The Forest City Derby Guys want you to join their pack
Credit: ANGELA MCINNES
The Forest City Derby Guys may be a small team, but they make up for it with their spirit and determination.
For almost four years the London men's roller derby team, playfully dubbed the Pack Men, has been proudly skating alongside their better-known female counterparts. They are a small but mighty group, persistently doing battle on and off the track to achieve recognition in the recent movement of roller derby revival.
At the moment, the team is comprised of around 10 players, a dismal number when compared to the three rapidly growing teams of the Forest City Derby Girls. In order to organize tournaments, separate regional divisions must often band together just to create a regulation amount of participants on either side. Despite being an internationally played sport, men's roller derby is still relatively new to Canada and has some catching up to do in terms of advertising and cultural acceptance.
A key challenge faced by the Pack Men is gaining new recruits. According to team captain Chris Potter (Potty Mouth 101), lack of awareness and understanding is largely to blame.

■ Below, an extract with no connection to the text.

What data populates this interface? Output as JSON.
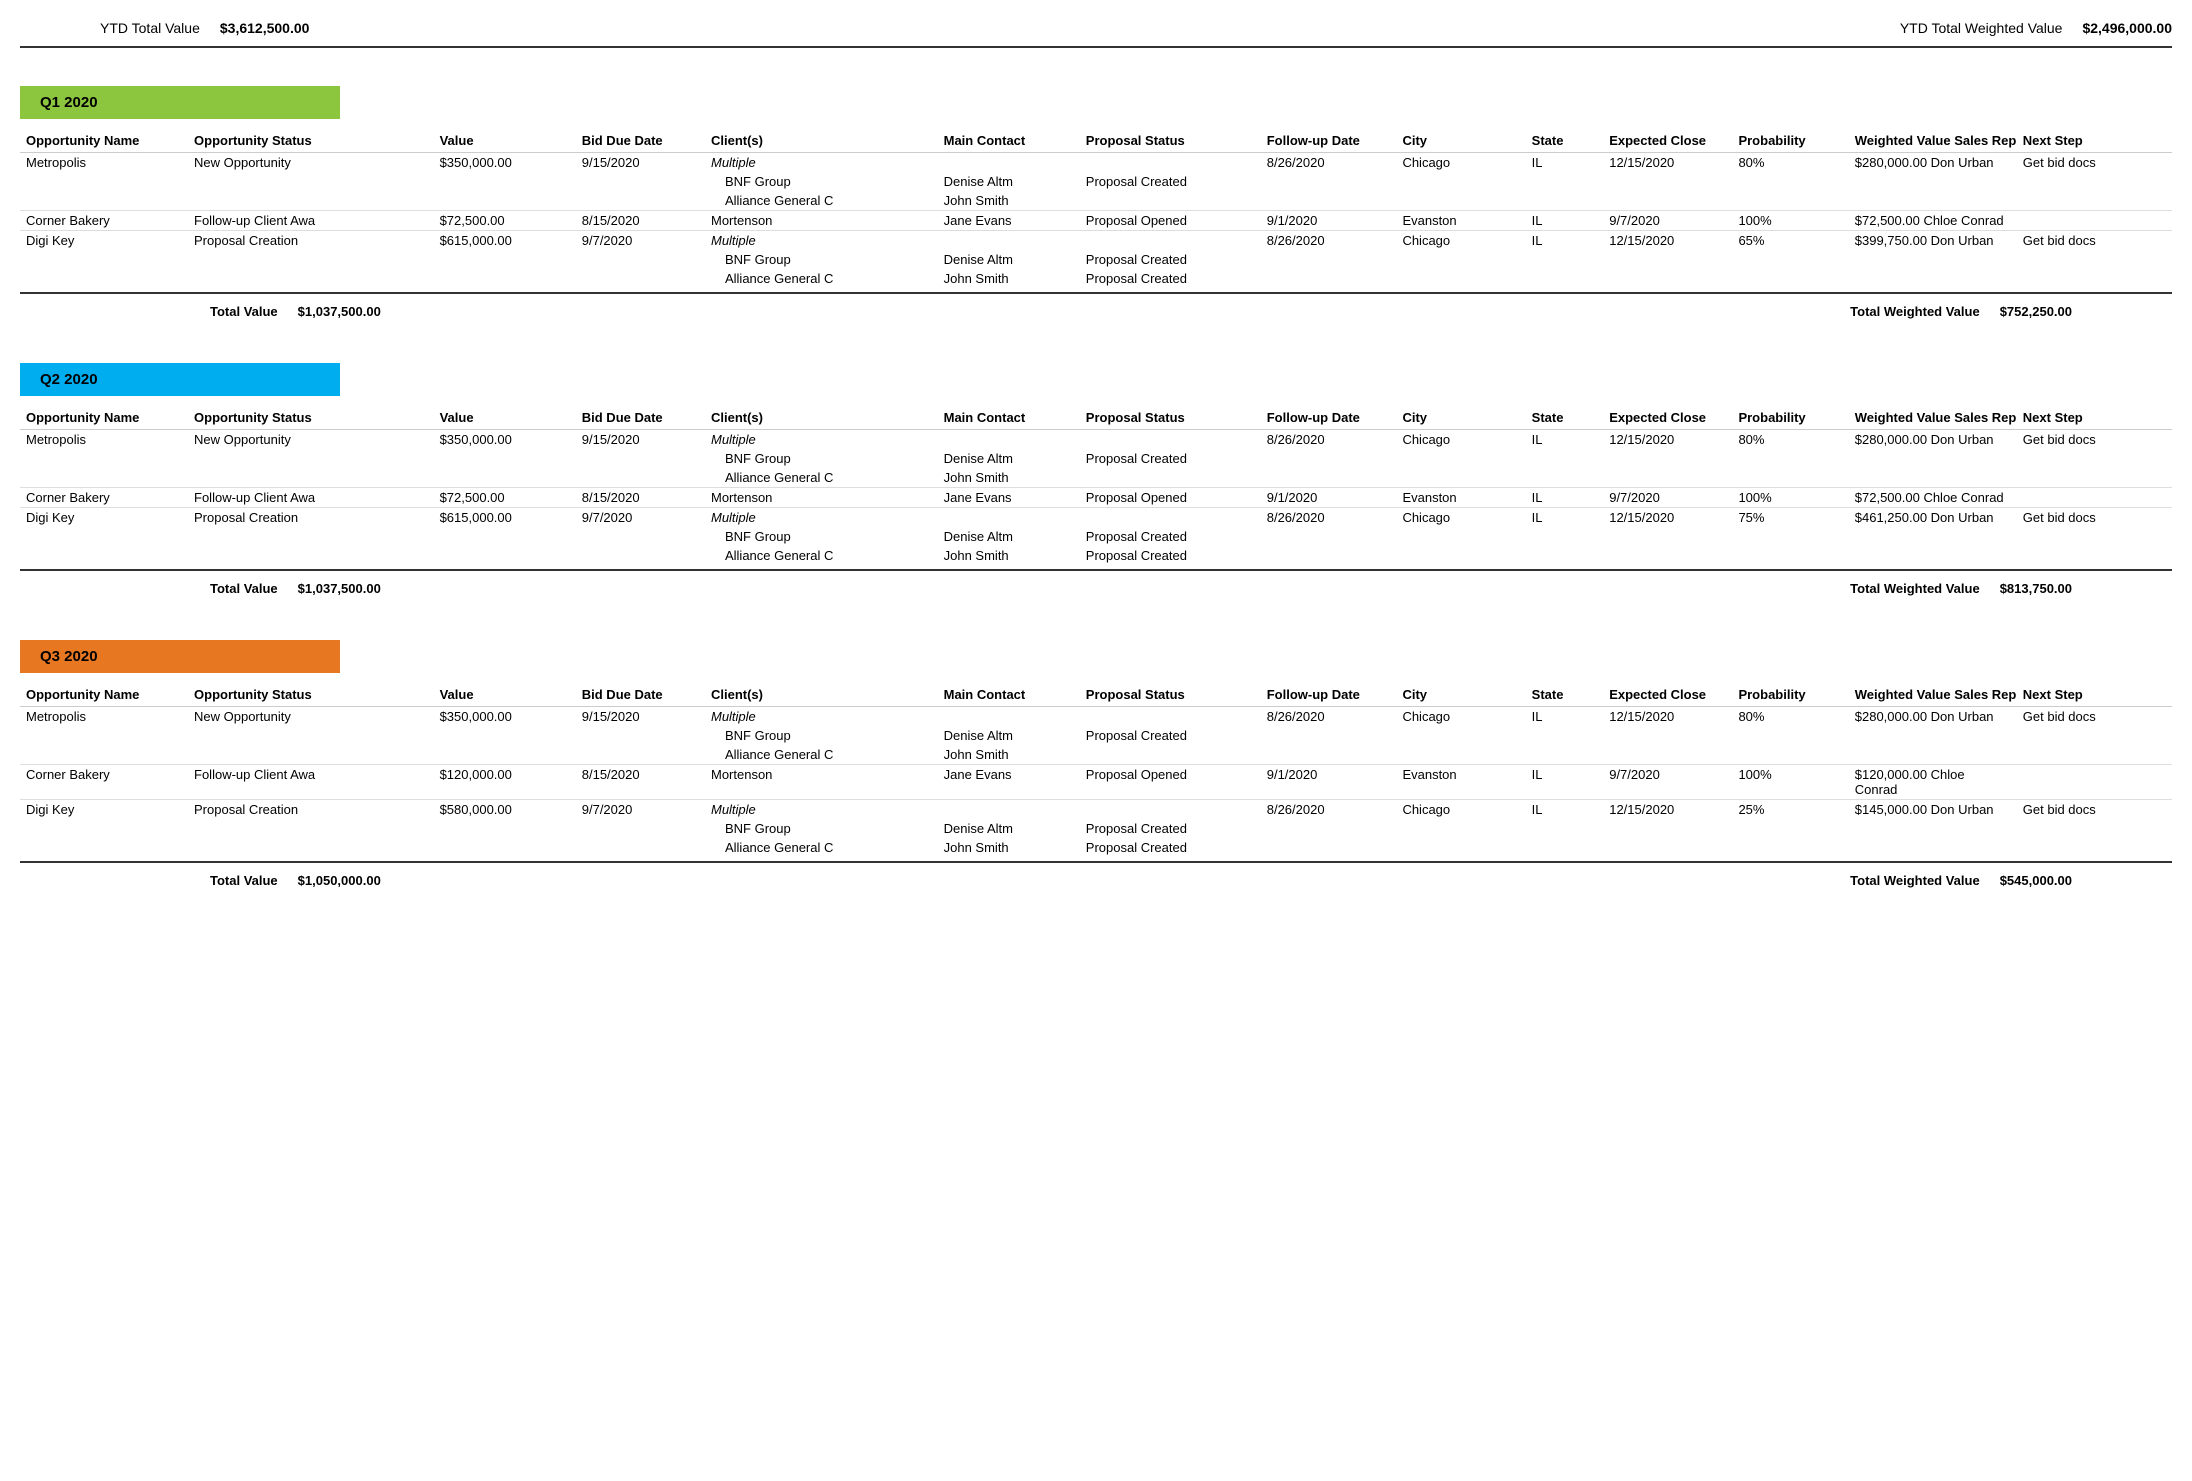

“It's the backburner to women's derby. A lot of men don't look at it as a sport the same as they do with say hockey or football. But to be honest, it's the best sport I've ever played.”
Men's roller derby implements the same rules and complex structure as women's, but there is one specific difference to how the game is played. Without discounting the potential brutality executed by the women's teams, men's derby tends to be rougher than women's only because of their larger physiques.
However, the overall spirit of comradery and kinship transcends the bounds of gender binaries. After watching his wife play, David Sharpe (Giraffe) has been a part of the team for seven months. Already he is experiencing benefits mirroring those of the female players.
“I love how much of a family it really is. Whatever it might be, we're there for each other. We're from a thousand different walks of life, between a lawyer, a mechanic, a carpenter, a truck driver, a call-centre worker, when we're here, we're all equal.”
The men's team also contends with the same public misconceptions as the women's. Many sponsors often decline a chance to advertise at games, failing to see how they can possibly gain exposure at what they may feel is an unwatched sport. Potter insists that the event is actually one of the hottest tickets in town, for people of all ages.
“On a good night, we pack the stands with 300 to 400 people. These events are fully licensed and kid friendly. They have hula hooping and activities at half time. Live bands are usually playing. Science students from Western will have demonstrations. My son's been coming here for four years and has a blast every time.”
Players of men's roller derby may risk a raised-eyebrow or two, but at the end of the night, the Pack Men just want to have fun doing something as a team, gender politics be damned.
When asked how he feels playing what's commonly referred to as a “girl's sport,” Paul Michael Anderson (Paul E. Scorin) doesn't miss a beat.
“It IS a girl's sport,” he stated matter-of-factly. “It's invented by women. But what's more progressive than feminists letting a bunch of dudes play a girl's game?”
From both the men's and women's teams, the message is consistent: roller derby is for anyone willing to test their limits and play. For more information on how to join, visit forestcityderbygirls.ca.